How long do lemurs live in the wild?
If we compare lemurs to other primates that are larger in size like chimpanzees, for example, lemurs live very short lives. Wild lemurs, for instance, live between 15 and 20 years and it all depends on the species.
Due to the fact that there are over 100 different species of lemurs, there is no universal answer to the question “how long do lemurs live?”. On top of that, their life cycles are affected by the rapid loss of natural habitat, bad reproductive rates, and the human factor.
How long do lemurs live in captivity?
When lemurs are kept in captivity, where they have all the necessary things for high-quality lives, they can leave even more 30 years. The average life expectancy of captivated lemurs is 25 years.
Where do lemurs live?
Lemurs live naturally on the Comoro Islands and Madagascar. Although they are concentrated in a relatively small space, they can live in different habitats. People can find them in very dry desert areas or in tropical forests too.
What do lemurs eat?
Most of their diet consists of fruits and leaves.
How much do lemurs measure?
Adult lemurs growing to a maximum of around 25 in/70 cm tall (their long tail is often as long as their body).
How much do lemurs weigh?
Every type of lemur appears differently. After closer inspection, people can notice that they have different colors and different sizes. This is natural because there are different kinds of lemurs.
For example, the Diademed Sifaka and Indri lemurs weight around 15 lb/6,5 kg. They are considered to be the largest lemurs. On the other hand, the pygmy mouse lemurs weigh around 1 oz/30 grams.
Lemurs reproduction and life cycle
One of the main reasons why lemurs don’t live longer is their slow reproduction rate. They can make one offspring per year and, in many cases, they can’t give birth even to one offspring. However, when they are in captivity and fed in a proper way, they can give birth to twins too.
Lemurs, under threat of extinction
The places where lemurs live are constantly destroyed and they have fewer places where they can grow their offspring in peace. In addition, hunting is a huge problem too.

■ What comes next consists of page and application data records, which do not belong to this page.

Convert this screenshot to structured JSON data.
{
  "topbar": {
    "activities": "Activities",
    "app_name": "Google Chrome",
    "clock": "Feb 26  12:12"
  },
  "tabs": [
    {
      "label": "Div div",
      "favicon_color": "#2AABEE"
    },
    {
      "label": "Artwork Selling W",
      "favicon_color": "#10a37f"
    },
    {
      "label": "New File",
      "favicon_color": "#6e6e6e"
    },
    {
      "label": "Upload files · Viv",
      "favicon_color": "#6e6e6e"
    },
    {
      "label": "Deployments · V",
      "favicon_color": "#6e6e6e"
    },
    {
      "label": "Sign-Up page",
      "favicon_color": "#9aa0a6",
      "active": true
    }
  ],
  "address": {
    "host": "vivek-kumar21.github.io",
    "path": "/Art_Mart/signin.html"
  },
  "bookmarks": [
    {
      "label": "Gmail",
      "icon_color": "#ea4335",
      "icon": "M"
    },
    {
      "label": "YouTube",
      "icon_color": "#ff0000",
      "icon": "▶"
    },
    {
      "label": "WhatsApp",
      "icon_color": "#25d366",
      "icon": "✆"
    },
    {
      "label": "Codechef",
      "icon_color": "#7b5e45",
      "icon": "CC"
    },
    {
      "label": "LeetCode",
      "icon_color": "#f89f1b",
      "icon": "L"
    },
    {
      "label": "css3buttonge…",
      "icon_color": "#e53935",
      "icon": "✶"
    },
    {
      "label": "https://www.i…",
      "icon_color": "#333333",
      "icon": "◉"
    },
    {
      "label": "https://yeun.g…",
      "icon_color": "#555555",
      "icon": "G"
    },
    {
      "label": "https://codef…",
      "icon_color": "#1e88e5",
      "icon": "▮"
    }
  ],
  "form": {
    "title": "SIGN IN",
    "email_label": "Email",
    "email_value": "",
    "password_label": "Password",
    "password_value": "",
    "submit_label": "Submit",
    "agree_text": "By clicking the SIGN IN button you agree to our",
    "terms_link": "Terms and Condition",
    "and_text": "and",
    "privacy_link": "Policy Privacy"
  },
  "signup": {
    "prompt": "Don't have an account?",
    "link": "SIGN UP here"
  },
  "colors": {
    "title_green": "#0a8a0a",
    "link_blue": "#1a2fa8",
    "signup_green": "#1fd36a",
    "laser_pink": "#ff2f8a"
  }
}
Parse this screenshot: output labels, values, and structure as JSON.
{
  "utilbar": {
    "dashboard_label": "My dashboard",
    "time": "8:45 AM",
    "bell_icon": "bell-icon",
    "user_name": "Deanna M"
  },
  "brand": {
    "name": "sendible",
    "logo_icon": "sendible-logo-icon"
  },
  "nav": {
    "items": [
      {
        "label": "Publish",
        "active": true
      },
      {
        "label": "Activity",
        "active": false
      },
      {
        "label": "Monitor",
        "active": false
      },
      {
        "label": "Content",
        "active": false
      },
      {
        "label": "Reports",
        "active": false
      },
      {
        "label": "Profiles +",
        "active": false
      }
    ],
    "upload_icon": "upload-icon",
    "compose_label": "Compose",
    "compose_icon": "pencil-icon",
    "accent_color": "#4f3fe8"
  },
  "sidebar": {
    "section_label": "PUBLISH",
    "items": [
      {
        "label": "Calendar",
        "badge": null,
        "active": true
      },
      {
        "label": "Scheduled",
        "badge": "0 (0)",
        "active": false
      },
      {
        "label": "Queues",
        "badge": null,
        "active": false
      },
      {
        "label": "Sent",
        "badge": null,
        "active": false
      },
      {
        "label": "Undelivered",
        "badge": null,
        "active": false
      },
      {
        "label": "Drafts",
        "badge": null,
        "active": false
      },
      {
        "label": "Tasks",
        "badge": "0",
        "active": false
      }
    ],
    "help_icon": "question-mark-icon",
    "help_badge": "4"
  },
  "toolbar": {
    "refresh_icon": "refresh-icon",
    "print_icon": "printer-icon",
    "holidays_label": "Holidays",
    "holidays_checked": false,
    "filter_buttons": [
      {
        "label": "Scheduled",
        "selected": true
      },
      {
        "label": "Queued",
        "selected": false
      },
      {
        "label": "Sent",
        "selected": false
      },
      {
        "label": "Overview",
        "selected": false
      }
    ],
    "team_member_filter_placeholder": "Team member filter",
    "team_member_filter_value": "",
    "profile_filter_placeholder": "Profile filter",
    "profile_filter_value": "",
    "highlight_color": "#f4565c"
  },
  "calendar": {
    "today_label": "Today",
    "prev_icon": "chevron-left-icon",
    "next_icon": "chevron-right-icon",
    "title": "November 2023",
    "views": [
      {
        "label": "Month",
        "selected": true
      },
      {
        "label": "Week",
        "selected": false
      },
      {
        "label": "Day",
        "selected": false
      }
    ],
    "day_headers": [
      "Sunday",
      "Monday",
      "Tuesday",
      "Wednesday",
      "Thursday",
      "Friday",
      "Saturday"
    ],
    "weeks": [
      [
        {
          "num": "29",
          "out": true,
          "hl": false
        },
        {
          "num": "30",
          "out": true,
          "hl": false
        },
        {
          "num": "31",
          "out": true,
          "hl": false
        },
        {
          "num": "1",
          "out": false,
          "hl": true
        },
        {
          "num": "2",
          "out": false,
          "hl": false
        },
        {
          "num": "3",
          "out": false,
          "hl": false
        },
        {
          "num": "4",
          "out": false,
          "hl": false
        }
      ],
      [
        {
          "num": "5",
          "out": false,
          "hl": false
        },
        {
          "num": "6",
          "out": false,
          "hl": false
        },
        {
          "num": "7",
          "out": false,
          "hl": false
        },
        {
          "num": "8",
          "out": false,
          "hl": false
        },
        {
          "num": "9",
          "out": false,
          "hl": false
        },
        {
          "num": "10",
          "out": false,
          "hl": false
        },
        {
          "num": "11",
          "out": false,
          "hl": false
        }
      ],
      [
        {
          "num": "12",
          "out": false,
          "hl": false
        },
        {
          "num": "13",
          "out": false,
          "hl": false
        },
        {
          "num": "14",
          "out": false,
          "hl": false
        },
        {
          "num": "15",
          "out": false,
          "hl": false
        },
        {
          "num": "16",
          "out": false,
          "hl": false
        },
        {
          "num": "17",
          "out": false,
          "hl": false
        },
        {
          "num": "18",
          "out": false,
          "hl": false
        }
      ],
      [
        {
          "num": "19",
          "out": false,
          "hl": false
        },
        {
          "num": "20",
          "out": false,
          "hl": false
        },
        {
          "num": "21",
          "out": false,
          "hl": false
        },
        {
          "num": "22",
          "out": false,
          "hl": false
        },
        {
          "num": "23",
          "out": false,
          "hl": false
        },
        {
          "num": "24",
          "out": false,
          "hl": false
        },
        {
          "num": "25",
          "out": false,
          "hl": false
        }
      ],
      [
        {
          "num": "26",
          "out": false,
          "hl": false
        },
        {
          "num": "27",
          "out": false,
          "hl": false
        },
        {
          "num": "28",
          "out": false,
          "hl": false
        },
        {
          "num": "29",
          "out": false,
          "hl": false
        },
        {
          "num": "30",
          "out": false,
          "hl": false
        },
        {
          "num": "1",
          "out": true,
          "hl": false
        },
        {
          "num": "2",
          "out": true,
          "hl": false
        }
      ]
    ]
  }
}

As a result of these problems, the population density is dropping rapidly. 9 out of 10 lemur species are listed as threatened and 23 of these species are critically endangered. Scientific research, captive breeding and special programs are just some of the activities conducted in national parks that can help lemurs improve life expectancy. These unique animals clearly deserve a better and longer life.
They are very social creatures that have long limbs, very flexible fingers and toes and long, unique noses.
Many of them are nocturnal animals, but there are lemurs that are active at dawn and even during the day too.
Another thing that makes lemurs interesting is their sunbathing ritual. They often take positions under the sun like they are in a middle of meditation. Lemurs need to soak up some warmth before they continue with their daily activities.